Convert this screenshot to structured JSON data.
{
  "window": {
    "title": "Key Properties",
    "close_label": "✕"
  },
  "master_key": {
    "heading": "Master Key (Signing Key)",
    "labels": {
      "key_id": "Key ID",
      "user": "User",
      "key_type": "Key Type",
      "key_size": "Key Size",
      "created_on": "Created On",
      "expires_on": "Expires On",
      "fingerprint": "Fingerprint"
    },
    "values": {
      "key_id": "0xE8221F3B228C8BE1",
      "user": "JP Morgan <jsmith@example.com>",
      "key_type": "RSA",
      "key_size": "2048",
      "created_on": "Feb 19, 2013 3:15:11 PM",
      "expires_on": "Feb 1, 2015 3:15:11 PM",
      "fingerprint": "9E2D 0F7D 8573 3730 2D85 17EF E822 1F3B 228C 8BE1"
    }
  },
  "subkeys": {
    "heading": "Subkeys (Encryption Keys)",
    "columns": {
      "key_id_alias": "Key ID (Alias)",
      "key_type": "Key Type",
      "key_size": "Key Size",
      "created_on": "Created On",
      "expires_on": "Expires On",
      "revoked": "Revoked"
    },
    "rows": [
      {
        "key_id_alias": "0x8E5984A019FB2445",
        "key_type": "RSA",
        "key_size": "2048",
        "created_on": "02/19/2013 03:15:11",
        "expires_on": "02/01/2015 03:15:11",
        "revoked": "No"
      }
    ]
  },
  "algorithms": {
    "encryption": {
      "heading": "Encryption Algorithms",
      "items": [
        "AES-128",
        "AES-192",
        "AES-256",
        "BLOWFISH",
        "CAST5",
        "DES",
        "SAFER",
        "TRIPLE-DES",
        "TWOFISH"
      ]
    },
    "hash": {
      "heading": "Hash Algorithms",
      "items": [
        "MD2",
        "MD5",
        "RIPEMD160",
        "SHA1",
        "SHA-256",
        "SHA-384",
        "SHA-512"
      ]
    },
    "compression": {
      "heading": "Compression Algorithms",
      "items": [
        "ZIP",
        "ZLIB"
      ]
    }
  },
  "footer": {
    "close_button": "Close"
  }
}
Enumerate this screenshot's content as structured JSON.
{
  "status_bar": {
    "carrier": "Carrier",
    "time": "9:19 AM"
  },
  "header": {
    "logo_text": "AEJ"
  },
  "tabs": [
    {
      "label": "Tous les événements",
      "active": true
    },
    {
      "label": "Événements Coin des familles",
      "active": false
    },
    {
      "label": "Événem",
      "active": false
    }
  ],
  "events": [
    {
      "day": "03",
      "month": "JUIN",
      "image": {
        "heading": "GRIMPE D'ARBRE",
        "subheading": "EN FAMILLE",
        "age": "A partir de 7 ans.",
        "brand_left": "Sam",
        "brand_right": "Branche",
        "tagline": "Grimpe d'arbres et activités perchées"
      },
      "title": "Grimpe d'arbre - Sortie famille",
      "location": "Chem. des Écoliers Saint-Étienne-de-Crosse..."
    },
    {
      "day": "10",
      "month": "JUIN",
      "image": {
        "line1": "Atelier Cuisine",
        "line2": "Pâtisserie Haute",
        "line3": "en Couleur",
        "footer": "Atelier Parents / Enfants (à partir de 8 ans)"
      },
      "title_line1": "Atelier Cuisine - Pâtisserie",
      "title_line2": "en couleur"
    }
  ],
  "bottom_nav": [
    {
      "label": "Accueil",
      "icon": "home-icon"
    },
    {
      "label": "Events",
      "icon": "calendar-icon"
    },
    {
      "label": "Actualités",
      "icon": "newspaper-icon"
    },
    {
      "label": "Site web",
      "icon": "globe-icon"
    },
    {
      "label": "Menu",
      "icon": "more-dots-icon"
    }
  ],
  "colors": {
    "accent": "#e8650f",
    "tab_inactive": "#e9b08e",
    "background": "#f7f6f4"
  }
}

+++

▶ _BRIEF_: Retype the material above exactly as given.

▶ _RESPONSE FOR THIS EXERCISE_:
Convert this screenshot to structured JSON data.
{
  "window": {
    "title": "Key Properties",
    "close_label": "✕"
  },
  "master_key": {
    "heading": "Master Key (Signing Key)",
    "labels": {
      "key_id": "Key ID",
      "user": "User",
      "key_type": "Key Type",
      "key_size": "Key Size",
      "created_on": "Created On",
      "expires_on": "Expires On",
      "fingerprint": "Fingerprint"
    },
    "values": {
      "key_id": "0xE8221F3B228C8BE1",
      "user": "JP Morgan <jsmith@example.com>",
      "key_type": "RSA",
      "key_size": "2048",
      "created_on": "Feb 19, 2013 3:15:11 PM",
      "expires_on": "Feb 1, 2015 3:15:11 PM",
      "fingerprint": "9E2D 0F7D 8573 3730 2D85 17EF E822 1F3B 228C 8BE1"
    }
  },
  "subkeys": {
    "heading": "Subkeys (Encryption Keys)",
    "columns": {
      "key_id_alias": "Key ID (Alias)",
      "key_type": "Key Type",
      "key_size": "Key Size",
      "created_on": "Created On",
      "expires_on": "Expires On",
      "revoked": "Revoked"
    },
    "rows": [
      {
        "key_id_alias": "0x8E5984A019FB2445",
        "key_type": "RSA",
        "key_size": "2048",
        "created_on": "02/19/2013 03:15:11",
        "expires_on": "02/01/2015 03:15:11",
        "revoked": "No"
      }
    ]
  },
  "algorithms": {
    "encryption": {
      "heading": "Encryption Algorithms",
      "items": [
        "AES-128",
        "AES-192",
        "AES-256",
        "BLOWFISH",
        "CAST5",
        "DES",
        "SAFER",
        "TRIPLE-DES",
        "TWOFISH"
      ]
    },
    "hash": {
      "heading": "Hash Algorithms",
      "items": [
        "MD2",
        "MD5",
        "RIPEMD160",
        "SHA1",
        "SHA-256",
        "SHA-384",
        "SHA-512"
      ]
    },
    "compression": {
      "heading": "Compression Algorithms",
      "items": [
        "ZIP",
        "ZLIB"
      ]
    }
  },
  "footer": {
    "close_button": "Close"
  }
}
Enumerate this screenshot's content as structured JSON.
{
  "status_bar": {
    "carrier": "Carrier",
    "time": "9:19 AM"
  },
  "header": {
    "logo_text": "AEJ"
  },
  "tabs": [
    {
      "label": "Tous les événements",
      "active": true
    },
    {
      "label": "Événements Coin des familles",
      "active": false
    },
    {
      "label": "Événem",
      "active": false
    }
  ],
  "events": [
    {
      "day": "03",
      "month": "JUIN",
      "image": {
        "heading": "GRIMPE D'ARBRE",
        "subheading": "EN FAMILLE",
        "age": "A partir de 7 ans.",
        "brand_left": "Sam",
        "brand_right": "Branche",
        "tagline": "Grimpe d'arbres et activités perchées"
      },
      "title": "Grimpe d'arbre - Sortie famille",
      "location": "Chem. des Écoliers Saint-Étienne-de-Crosse..."
    },
    {
      "day": "10",
      "month": "JUIN",
      "image": {
        "line1": "Atelier Cuisine",
        "line2": "Pâtisserie Haute",
        "line3": "en Couleur",
        "footer": "Atelier Parents / Enfants (à partir de 8 ans)"
      },
      "title_line1": "Atelier Cuisine - Pâtisserie",
      "title_line2": "en couleur"
    }
  ],
  "bottom_nav": [
    {
      "label": "Accueil",
      "icon": "home-icon"
    },
    {
      "label": "Events",
      "icon": "calendar-icon"
    },
    {
      "label": "Actualités",
      "icon": "newspaper-icon"
    },
    {
      "label": "Site web",
      "icon": "globe-icon"
    },
    {
      "label": "Menu",
      "icon": "more-dots-icon"
    }
  ],
  "colors": {
    "accent": "#e8650f",
    "tab_inactive": "#e9b08e",
    "background": "#f7f6f4"
  }
}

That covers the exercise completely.